We have been welcomed to the town of Blansko, near Brno. It is in the Svitava River valley and is capital of the region to which it gives its name. Czech national and local officials are working with enthusiasts on the spot to make sure that 2018 will have a memorable UNICA Congress there. Typical temperatures at the start of September are 20-degrees in the day falling to 9-degrees at night.
In its industrial heyday the town was famed for every sort of ironwork. This is the cover from a catalogue dated 1880.Those mills could produce tools for heavy industry or relatively delicate fittings for the home. In the Renaissance château near the town centre you can see examples of decorative and practical cast-iron, alongside a lot of interesting information about the area's past.
Today's industry concentrates on water turbines and motorcycles.
St. Martin's Church is the centre of annual celebrations each November attracting thousands of visitors.
There are good sports and recreational facilities including a hydro park, swimming pool and ice-rink.
In this refurbished cinema we will watch the films from up to 30 member countries on the 15.4 metre wide screen.
We expect over 120 films during the week, so those comfortable, sloped seats will be much appreciated. There will still be plenty of time for excursions, shopping and to chat over coffee with fellow enthusiasts.
Directly across the road is Dĕlnický Dům (literally "workers' house" but what we would call a community cultural centre. In it we will have meals, some of the side meetings and so on. For the week of our visit the mayor plans to close the road between the two buildings for our safety!
The Moravian Karst area near Blansko includes over 1100 caves and gorges. Many have carvings by Neanderthals and signs of past animal lairs. By far the most impressive is the Macocha Abyss, a huge sink hole, which is 138 m deep.

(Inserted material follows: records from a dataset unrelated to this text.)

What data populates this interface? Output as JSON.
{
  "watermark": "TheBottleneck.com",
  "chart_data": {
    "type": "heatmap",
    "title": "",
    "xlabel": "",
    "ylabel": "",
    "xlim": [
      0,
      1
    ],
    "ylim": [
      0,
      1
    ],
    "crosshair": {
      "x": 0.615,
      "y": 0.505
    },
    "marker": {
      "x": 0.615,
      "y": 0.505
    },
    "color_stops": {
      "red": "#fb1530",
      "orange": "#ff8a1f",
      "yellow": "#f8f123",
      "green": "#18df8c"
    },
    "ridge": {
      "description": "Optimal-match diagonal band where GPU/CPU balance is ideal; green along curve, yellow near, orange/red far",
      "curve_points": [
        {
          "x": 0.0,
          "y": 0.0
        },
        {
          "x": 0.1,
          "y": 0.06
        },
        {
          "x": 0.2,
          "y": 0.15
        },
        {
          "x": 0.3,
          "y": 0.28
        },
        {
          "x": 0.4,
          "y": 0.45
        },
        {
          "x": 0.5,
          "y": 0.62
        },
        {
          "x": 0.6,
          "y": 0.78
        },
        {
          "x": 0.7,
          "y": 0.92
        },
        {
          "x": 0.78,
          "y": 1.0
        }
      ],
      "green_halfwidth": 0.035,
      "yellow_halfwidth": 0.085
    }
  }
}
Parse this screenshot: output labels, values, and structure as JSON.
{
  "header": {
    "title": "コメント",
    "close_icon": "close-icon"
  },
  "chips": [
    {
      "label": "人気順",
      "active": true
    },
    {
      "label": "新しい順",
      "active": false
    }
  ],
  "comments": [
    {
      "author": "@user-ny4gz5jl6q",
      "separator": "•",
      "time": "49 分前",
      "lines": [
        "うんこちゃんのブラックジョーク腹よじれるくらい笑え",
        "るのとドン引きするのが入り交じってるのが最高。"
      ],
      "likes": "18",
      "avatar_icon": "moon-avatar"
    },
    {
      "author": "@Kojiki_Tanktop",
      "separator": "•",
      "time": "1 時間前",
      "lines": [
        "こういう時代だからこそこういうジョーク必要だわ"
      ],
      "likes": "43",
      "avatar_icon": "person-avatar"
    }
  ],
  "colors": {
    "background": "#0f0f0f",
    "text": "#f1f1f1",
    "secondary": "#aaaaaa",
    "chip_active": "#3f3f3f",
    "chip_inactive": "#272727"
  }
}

At its foot is the Punkva Cave system including a river. Silent electric boats take you on a tour through the underworld.
You can take the road-train from the landing-stage to the Skalní Mlýn hotel for a drink and snack.
At the edge of the Karst area is the small market town of Křtiny. (Ask a Czech to speak the name for you - you will not believe it!) It is a place of pilgrimage, dominated by a Baroque pilgrim complex which includes the light, beautiful Church of the Holy Name of Mary. It is also home to an automatic carillon, which often plays.
An interesting guide to the Czech Republic, its people and customs (intended for students from other countries) can be found in English as a pdf here.
The Czech currency is the Koruna. In October 2017 one Euro was worth about 26 Koruna. One British pound was worth about 30 Koruna.
The Czech Republic is a member of the European Union and the Shengen Agreement. Citizens of the EU, Iceland, Norway, Lichtenstein, and Switzerland do not need a visa for tourism. But consult the Czech Ministry of Foreign Affairs for current information. Click here.
Pictures: Wikimedia Commons: Punkva caves by Pajast Křtiny Church by Lukáš Malý others from Czech UNICA promo films.